_WORK TO COMPLETE_:
Make an exact copy of the entries below, with all images left out.

(Data excerpts)

* * * *

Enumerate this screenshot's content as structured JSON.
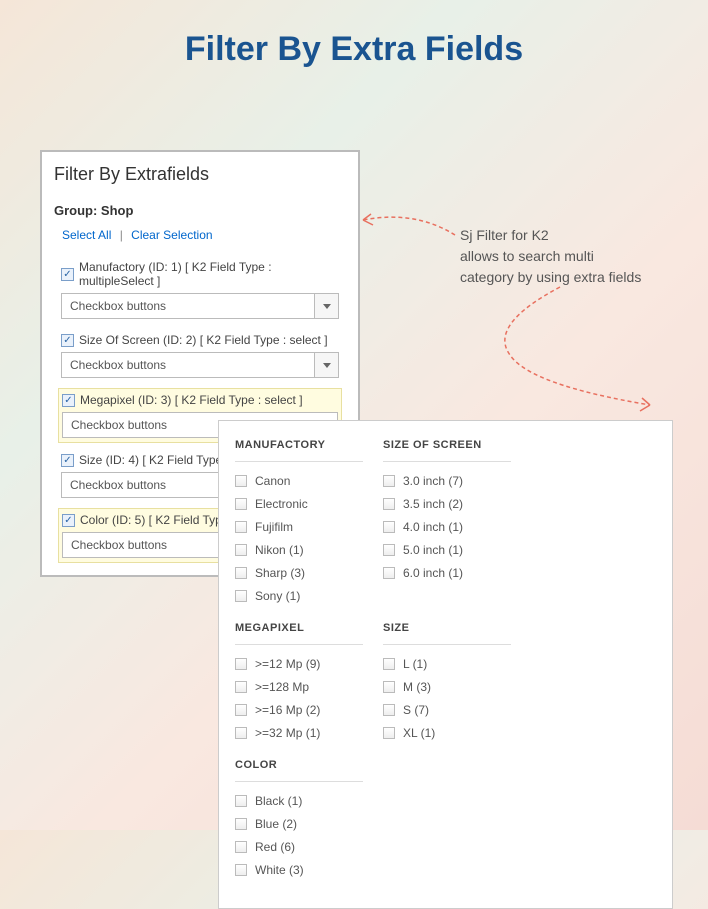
{
  "page_title": "Filter By Extra Fields",
  "annotation_line1": "Sj Filter for K2",
  "annotation_line2": "allows to search multi",
  "annotation_line3": "category by using extra fields",
  "config": {
    "heading": "Filter By Extrafields",
    "group_label": "Group: Shop",
    "select_all": "Select All",
    "clear_selection": "Clear Selection",
    "fields": [
      {
        "label": "Manufactory (ID: 1) [ K2 Field Type : multipleSelect ]",
        "value": "Checkbox buttons",
        "highlighted": false,
        "has_arrow": true
      },
      {
        "label": "Size Of Screen (ID: 2) [ K2 Field Type : select ]",
        "value": "Checkbox buttons",
        "highlighted": false,
        "has_arrow": true
      },
      {
        "label": "Megapixel (ID: 3) [ K2 Field Type : select ]",
        "value": "Checkbox buttons",
        "highlighted": true,
        "has_arrow": false
      },
      {
        "label": "Size (ID: 4) [ K2 Field Type :",
        "value": "Checkbox buttons",
        "highlighted": false,
        "has_arrow": false
      },
      {
        "label": "Color (ID: 5) [ K2 Field Type :",
        "value": "Checkbox buttons",
        "highlighted": true,
        "has_arrow": false
      }
    ]
  },
  "filters": [
    {
      "title": "MANUFACTORY",
      "items": [
        "Canon",
        "Electronic",
        "Fujifilm",
        "Nikon (1)",
        "Sharp (3)",
        "Sony (1)"
      ]
    },
    {
      "title": "SIZE OF SCREEN",
      "items": [
        "3.0 inch (7)",
        "3.5 inch (2)",
        "4.0 inch (1)",
        "5.0 inch (1)",
        "6.0 inch (1)"
      ]
    },
    {
      "title": "MEGAPIXEL",
      "items": [
        ">=12 Mp (9)",
        ">=128 Mp",
        ">=16 Mp (2)",
        ">=32 Mp (1)"
      ]
    },
    {
      "title": "SIZE",
      "items": [
        "L (1)",
        "M (3)",
        "S (7)",
        "XL (1)"
      ]
    },
    {
      "title": "COLOR",
      "items": [
        "Black (1)",
        "Blue (2)",
        "Red (6)",
        "White (3)"
      ]
    }
  ]
}
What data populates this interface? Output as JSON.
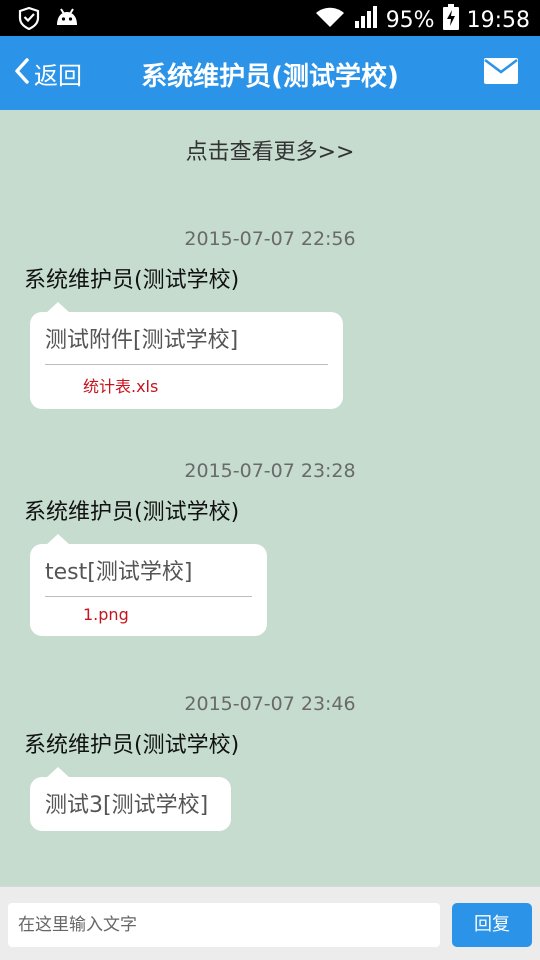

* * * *

_OUTPUT OF THE EXERCISE_:
Enumerate this screenshot's content as structured JSON.
{
  "page_title": "Filter By Extra Fields",
  "annotation_line1": "Sj Filter for K2",
  "annotation_line2": "allows to search multi",
  "annotation_line3": "category by using extra fields",
  "config": {
    "heading": "Filter By Extrafields",
    "group_label": "Group: Shop",
    "select_all": "Select All",
    "clear_selection": "Clear Selection",
    "fields": [
      {
        "label": "Manufactory (ID: 1) [ K2 Field Type : multipleSelect ]",
        "value": "Checkbox buttons",
        "highlighted": false,
        "has_arrow": true
      },
      {
        "label": "Size Of Screen (ID: 2) [ K2 Field Type : select ]",
        "value": "Checkbox buttons",
        "highlighted": false,
        "has_arrow": true
      },
      {
        "label": "Megapixel (ID: 3) [ K2 Field Type : select ]",
        "value": "Checkbox buttons",
        "highlighted": true,
        "has_arrow": false
      },
      {
        "label": "Size (ID: 4) [ K2 Field Type :",
        "value": "Checkbox buttons",
        "highlighted": false,
        "has_arrow": false
      },
      {
        "label": "Color (ID: 5) [ K2 Field Type :",
        "value": "Checkbox buttons",
        "highlighted": true,
        "has_arrow": false
      }
    ]
  },
  "filters": [
    {
      "title": "MANUFACTORY",
      "items": [
        "Canon",
        "Electronic",
        "Fujifilm",
        "Nikon (1)",
        "Sharp (3)",
        "Sony (1)"
      ]
    },
    {
      "title": "SIZE OF SCREEN",
      "items": [
        "3.0 inch (7)",
        "3.5 inch (2)",
        "4.0 inch (1)",
        "5.0 inch (1)",
        "6.0 inch (1)"
      ]
    },
    {
      "title": "MEGAPIXEL",
      "items": [
        ">=12 Mp (9)",
        ">=128 Mp",
        ">=16 Mp (2)",
        ">=32 Mp (1)"
      ]
    },
    {
      "title": "SIZE",
      "items": [
        "L (1)",
        "M (3)",
        "S (7)",
        "XL (1)"
      ]
    },
    {
      "title": "COLOR",
      "items": [
        "Black (1)",
        "Blue (2)",
        "Red (6)",
        "White (3)"
      ]
    }
  ]
}
What data populates this interface? Output as JSON.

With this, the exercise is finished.